Minks are semiaquatic and spend a lot of time in water, where they like to frequent forested wetlands that provide a lot of cover. While usually brown, they can be almost black, grey, or even beige, and their long bodies are streamlined for more efficient swimming and hunting in the water.

As such, they can and do prey upon adult and subadult snappers from time to time with very good odds of success.

13. Northern River Otters

  • Binomial Name: Lontra canadensis
  • Geographic Range: North America north of Mexico
  • Mass: 30 pounds (13.6 kilograms)

River otters are endemic to much of North America, with a range encompassing all of Canada, Alaska, and the continental United States.

Semi-aquatic mammals, they spend most of their time in or near water and are known to prey on subadult and adult snappers.

14. Alligator Snapping Turtles

  • Binomial Name: Macrochelys temminckii
Alligator snapping turtle in a small pond

One of the animals that prey on snapping turtles is.. well, other snapping turtles! To be more specific, the Alligator snapping turtle is well-known for dining on other snapping turtles that it happens upon from time to time.

Want to find out more about how Alligator snapping turtles compare to Common snapping turtles? We’ve got you covered!

15. Coyotes 

  • Binomial Name: Canis latrans
  • Geographic Range: Much of North America
  • Mass: 40 pounds (18.1 kg)

Coyotes may be found across much of North America, although they were originally limited to central and western North America.  These days, they can be found as far north as Alaska and as far south as Costa Rica. They can also be found in Georgia and Florida!

These adaptable canids live in an expensive array of habitats, including prairies, heavily forested areas, grasslands, shrublands, and woodlands. In areas where snapping turtles are present, coyotes are very dangerous, as these clever mammals are one of the few animals that feed on adult snapping turtles.
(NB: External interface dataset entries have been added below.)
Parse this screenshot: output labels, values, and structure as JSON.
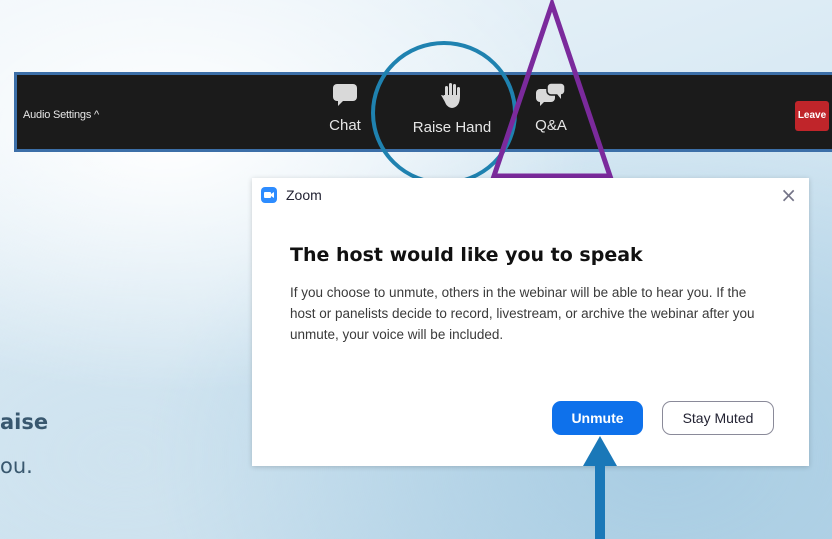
{
  "toolbar": {
    "audio_settings": "Audio Settings ^",
    "chat": "Chat",
    "raise_hand": "Raise Hand",
    "qa": "Q&A",
    "leave": "Leave"
  },
  "dialog": {
    "app_name": "Zoom",
    "close": "×",
    "title": "The host would like you to speak",
    "body": "If you choose to unmute, others in the webinar will be able to hear you. If the host or panelists decide to record, livestream, or archive the webinar after you unmute, your voice will be included.",
    "unmute": "Unmute",
    "stay_muted": "Stay Muted"
  },
  "background_text": {
    "line1": "aise",
    "line2": "ou."
  },
  "colors": {
    "toolbar_bg": "#1b1b1b",
    "toolbar_border": "#3c6fa8",
    "circle": "#1f82b0",
    "triangle": "#7b2a9c",
    "arrow": "#1a78b8",
    "unmute": "#0e71eb",
    "leave": "#c0252a"
  },
  "icons": [
    "chat-bubble-icon",
    "raised-hand-icon",
    "qa-bubbles-icon",
    "zoom-camera-icon",
    "close-icon"
  ]
}
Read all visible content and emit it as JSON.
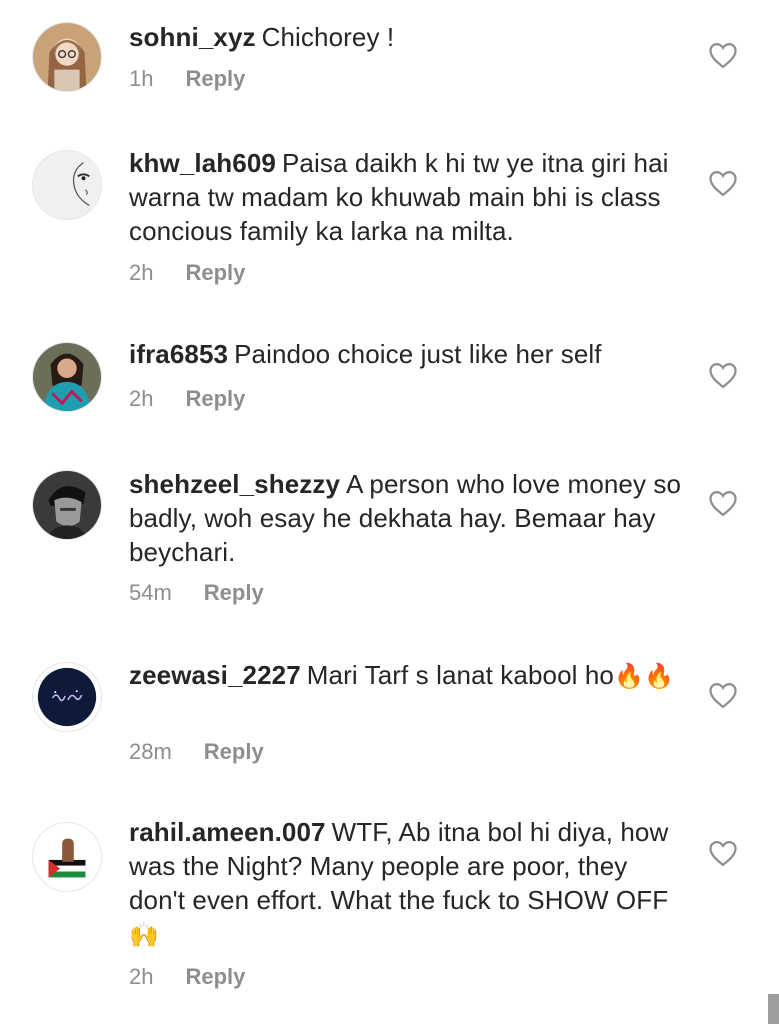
{
  "comments": [
    {
      "username": "sohni_xyz",
      "text": "Chichorey !",
      "time": "1h",
      "reply": "Reply",
      "avatar_icon": "girl-with-glasses-avatar"
    },
    {
      "username": "khw_lah609",
      "text": "Paisa daikh k hi tw ye itna giri hai warna tw madam ko khuwab main bhi is class concious family ka larka na milta.",
      "time": "2h",
      "reply": "Reply",
      "avatar_icon": "face-sketch-avatar"
    },
    {
      "username": "ifra6853",
      "text": "Paindoo choice just like her self",
      "time": "2h",
      "reply": "Reply",
      "avatar_icon": "woman-portrait-avatar"
    },
    {
      "username": "shehzeel_shezzy",
      "text": "A person who love money so badly, woh esay he dekhata hay. Bemaar hay beychari.",
      "time": "54m",
      "reply": "Reply",
      "avatar_icon": "man-portrait-avatar"
    },
    {
      "username": "zeewasi_2227",
      "text": "Mari Tarf s lanat kabool ho",
      "emoji": "🔥🔥",
      "time": "28m",
      "reply": "Reply",
      "avatar_icon": "script-logo-avatar"
    },
    {
      "username": "rahil.ameen.007",
      "text": "WTF, Ab itna bol hi diya, how was the Night? Many people are poor, they don't even effort. What the fuck to SHOW OFF",
      "emoji": "🙌",
      "time": "2h",
      "reply": "Reply",
      "avatar_icon": "raised-fist-flag-avatar"
    }
  ],
  "colors": {
    "text": "#262626",
    "meta": "#8e8e8e",
    "heart": "#8e8e8e",
    "fire": "#f4511e",
    "hands": "#f7b500"
  }
}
16. American black bears

  • Binomial Name: Ursus americanus
  • Geographic Range: Much of North America
  • Mass: 441 pounds (200 kilograms)

Black bears can be found throughout much of North America, from north-central Alaska through Canada, and all the way down to northern Mexico. Excellent swimmers, these bears can use their powerful jaws and claws to dine on any adult snappers that they can catch.
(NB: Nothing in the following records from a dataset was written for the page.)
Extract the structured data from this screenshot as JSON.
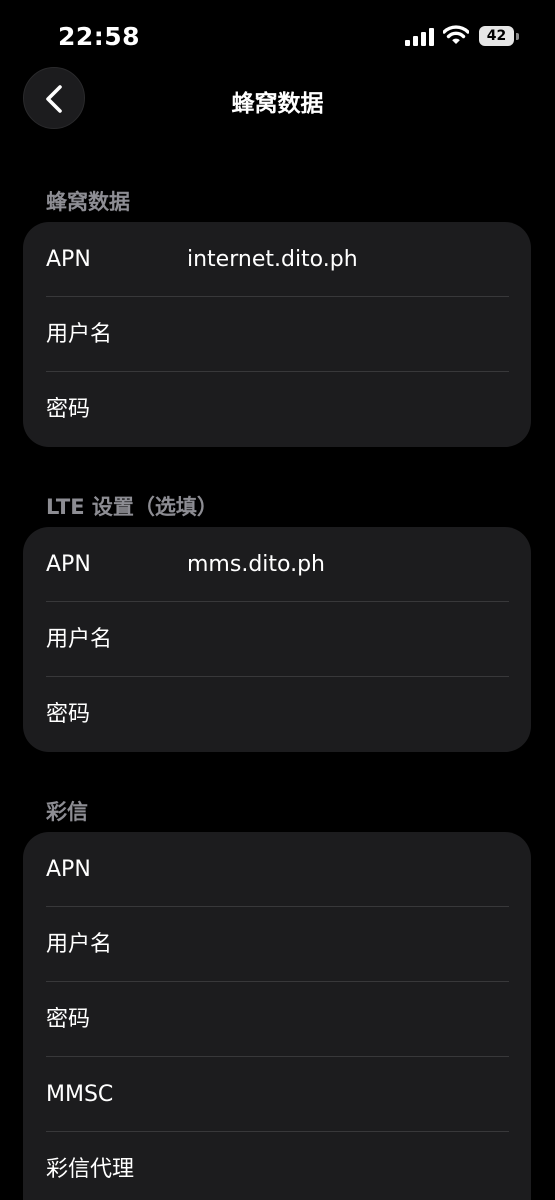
{
  "status_bar": {
    "time": "22:58",
    "battery_level": "42",
    "icons": [
      "signal-icon",
      "wifi-icon",
      "battery-icon"
    ]
  },
  "nav": {
    "title": "蜂窝数据",
    "back_icon": "chevron-left-icon"
  },
  "sections": [
    {
      "header": "蜂窝数据",
      "rows": [
        {
          "label": "APN",
          "value": "internet.dito.ph"
        },
        {
          "label": "用户名",
          "value": ""
        },
        {
          "label": "密码",
          "value": ""
        }
      ]
    },
    {
      "header": "LTE 设置（选填）",
      "rows": [
        {
          "label": "APN",
          "value": "mms.dito.ph"
        },
        {
          "label": "用户名",
          "value": ""
        },
        {
          "label": "密码",
          "value": ""
        }
      ]
    },
    {
      "header": "彩信",
      "rows": [
        {
          "label": "APN",
          "value": ""
        },
        {
          "label": "用户名",
          "value": ""
        },
        {
          "label": "密码",
          "value": ""
        },
        {
          "label": "MMSC",
          "value": ""
        },
        {
          "label": "彩信代理",
          "value": ""
        }
      ]
    }
  ]
}
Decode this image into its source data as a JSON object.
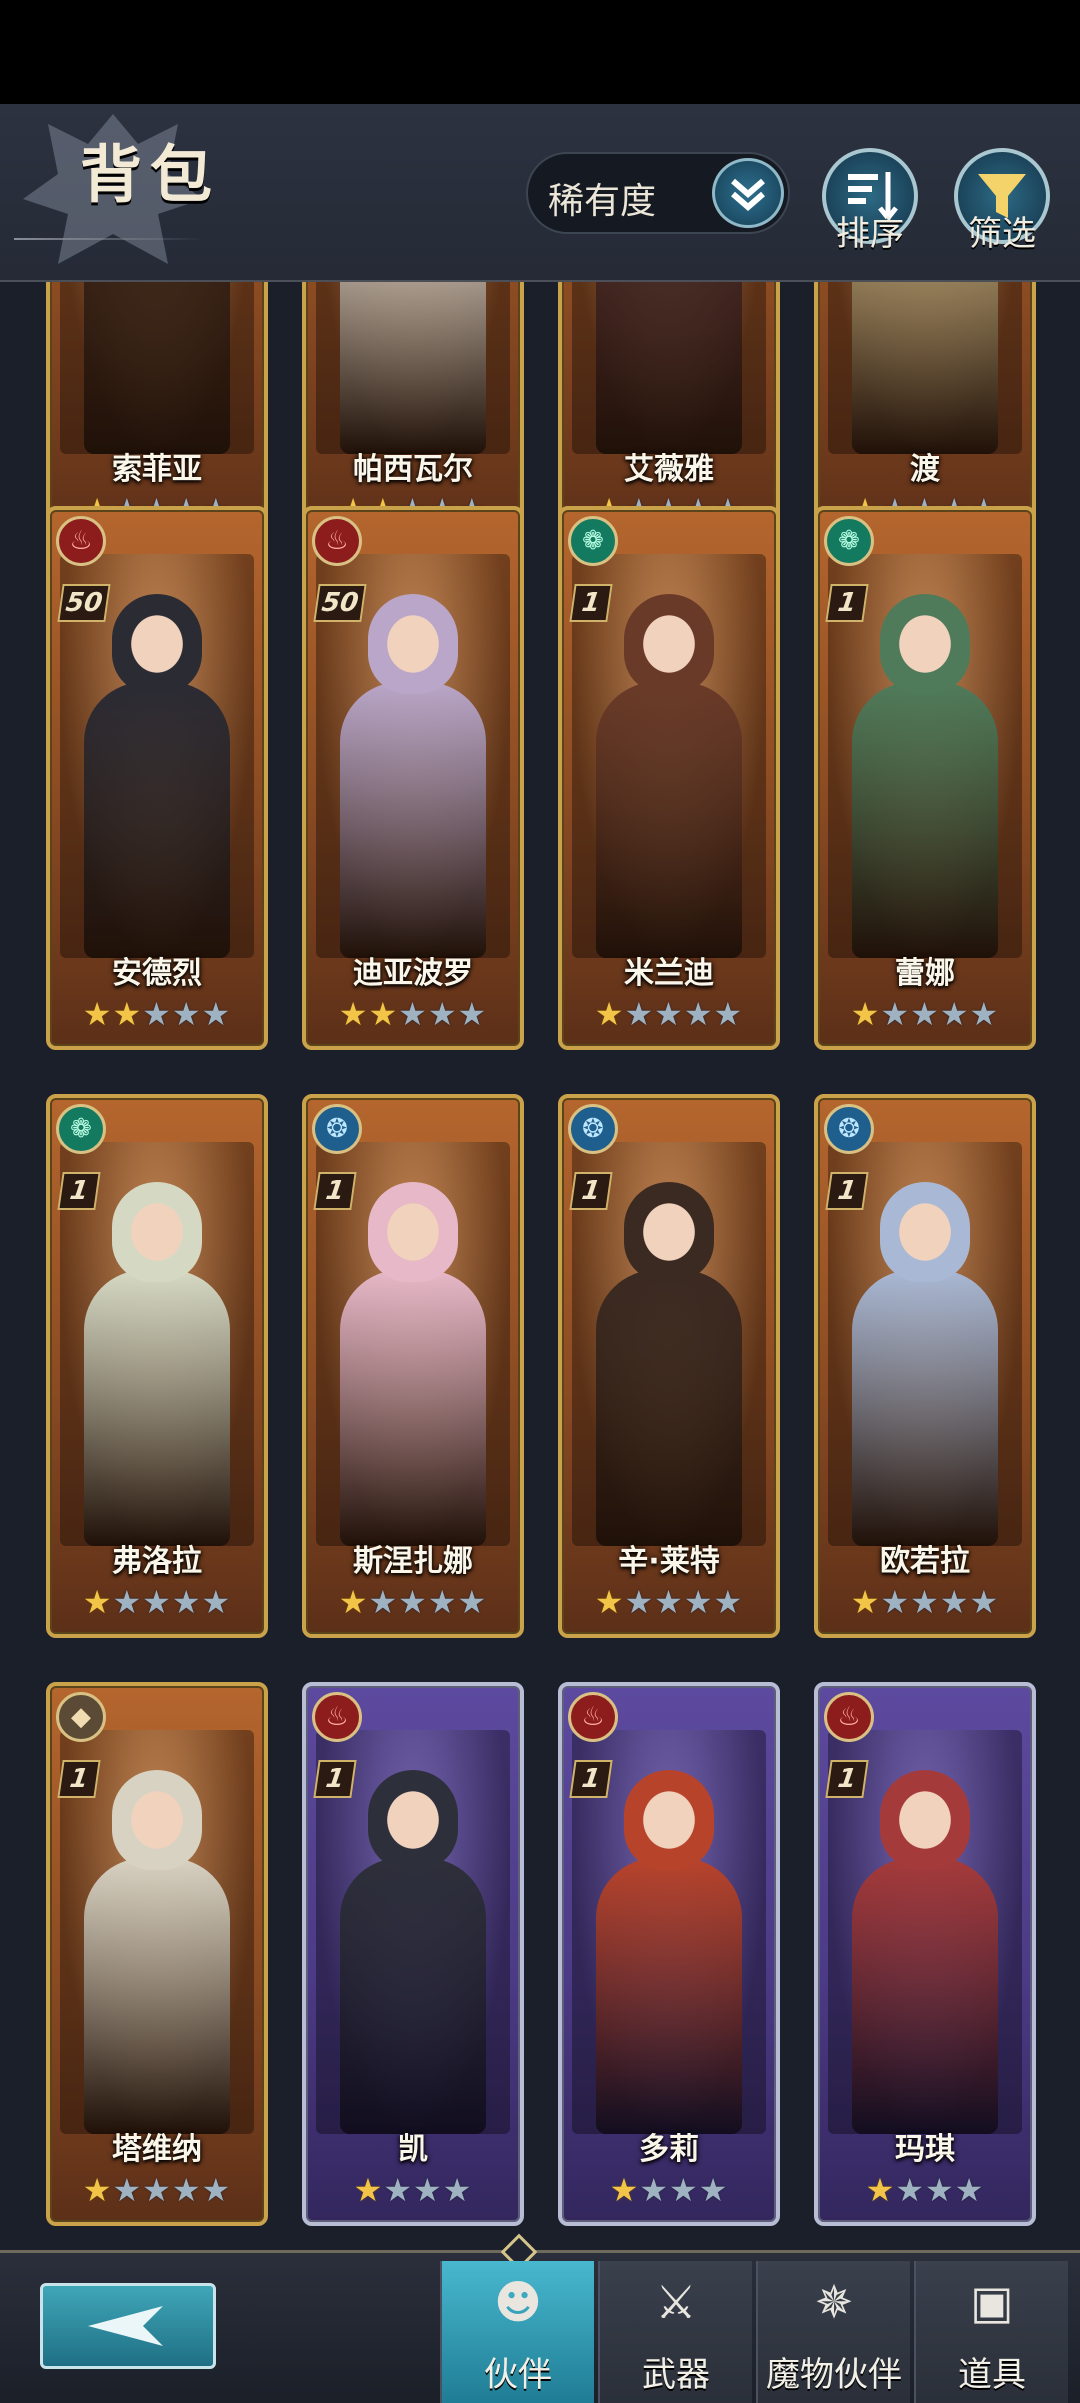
{
  "header": {
    "title": "背包",
    "sort_dropdown_value": "稀有度",
    "sort_button_label": "排序",
    "filter_button_label": "筛选"
  },
  "cards": [
    {
      "name": "索菲亚",
      "stars": 1,
      "max_stars": 5,
      "element": null,
      "level": null,
      "frame": "gold"
    },
    {
      "name": "帕西瓦尔",
      "stars": 2,
      "max_stars": 5,
      "element": null,
      "level": null,
      "frame": "gold"
    },
    {
      "name": "艾薇雅",
      "stars": 1,
      "max_stars": 5,
      "element": null,
      "level": null,
      "frame": "gold"
    },
    {
      "name": "渡",
      "stars": 1,
      "max_stars": 5,
      "element": null,
      "level": null,
      "frame": "gold"
    },
    {
      "name": "安德烈",
      "stars": 2,
      "max_stars": 5,
      "element": "fire",
      "level": "50",
      "frame": "gold"
    },
    {
      "name": "迪亚波罗",
      "stars": 2,
      "max_stars": 5,
      "element": "fire",
      "level": "50",
      "frame": "gold"
    },
    {
      "name": "米兰迪",
      "stars": 1,
      "max_stars": 5,
      "element": "wind",
      "level": "1",
      "frame": "gold"
    },
    {
      "name": "蕾娜",
      "stars": 1,
      "max_stars": 5,
      "element": "wind",
      "level": "1",
      "frame": "gold"
    },
    {
      "name": "弗洛拉",
      "stars": 1,
      "max_stars": 5,
      "element": "wind",
      "level": "1",
      "frame": "gold"
    },
    {
      "name": "斯涅扎娜",
      "stars": 1,
      "max_stars": 5,
      "element": "water",
      "level": "1",
      "frame": "gold"
    },
    {
      "name": "辛·莱特",
      "stars": 1,
      "max_stars": 5,
      "element": "water",
      "level": "1",
      "frame": "gold"
    },
    {
      "name": "欧若拉",
      "stars": 1,
      "max_stars": 5,
      "element": "water",
      "level": "1",
      "frame": "gold"
    },
    {
      "name": "塔维纳",
      "stars": 1,
      "max_stars": 5,
      "element": "earth",
      "level": "1",
      "frame": "gold"
    },
    {
      "name": "凯",
      "stars": 1,
      "max_stars": 4,
      "element": "fire",
      "level": "1",
      "frame": "purple"
    },
    {
      "name": "多莉",
      "stars": 1,
      "max_stars": 4,
      "element": "fire",
      "level": "1",
      "frame": "purple"
    },
    {
      "name": "玛琪",
      "stars": 1,
      "max_stars": 4,
      "element": "fire",
      "level": "1",
      "frame": "purple"
    }
  ],
  "bottom_nav": {
    "tabs": [
      {
        "label": "伙伴",
        "active": true,
        "icon": "bust-icon"
      },
      {
        "label": "武器",
        "active": false,
        "icon": "crossed-swords-icon"
      },
      {
        "label": "魔物伙伴",
        "active": false,
        "icon": "dragon-icon"
      },
      {
        "label": "道具",
        "active": false,
        "icon": "backpack-icon"
      }
    ]
  },
  "colors": {
    "gold_frame": "#c9a24a",
    "purple_frame": "#b7bdd4",
    "accent_teal": "#2f93ad",
    "star_on": "#f2c448",
    "star_off": "#9fb2c2"
  }
}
Frequently Asked Questions

What are the main predators of the snapping turtle?

The main predators of adult snapping turtles are humans, who collect common snapping turtles to make delicacies like ‘Snapper soup’.

For snapper eggs and hatchlings, however, the main predators are red foxes (Vulpes fulva) and raccoons (Procyon lotor).

What attacks snapping turtles?

Many different animals will attack adult snapping turtles, with some common examples including humans, minks, northern river otters, coyotes, American black bears, and American alligators.

Snapping turtle hatchlings and eggs are also vulnerable to a number of predators, including Virginia opossums, great blue herons, American crows, bullfrogs, largemouth bass, northern, water snakes, raccoons, red foxes, birds, and striped skunks.

What does a snapping turtle do to survive?

Snapping turtles have powerful bites as well as thick, effective shells for armor, but stealth is probably their biggest survival factor. Hiding in the sediment of a river, they can evade larger predators and easily hunt smaller ones as they like.


Adult snapping turtles have few predators, as they are highly aggressive and fight back when attacked. This behavior, coupled with their large size and rough shell, means that most large carnivores tend to avoid them – although humans do like to make them into soup!

Some predators of snapping turtle hatchlings and eggs include large birds (Aves), raccoons (Procyon lotor),  striped skunks (Mephitis mephitis), red foxes (Vulpes fulva), coyotes (Canis latrans), and Virginia opossums (Didelphis virginiana).

Sub-adults and adult snappers do have to deal with their fair share of predators such as otters, alligators, and clever coyotes, but at the bottom of the river and hidden in murky depths, there’s a good chance that they’ll get to be the predator- not the prey!

Click to rate this post!
[Total: 0 Average: 0]

Sharing is caring!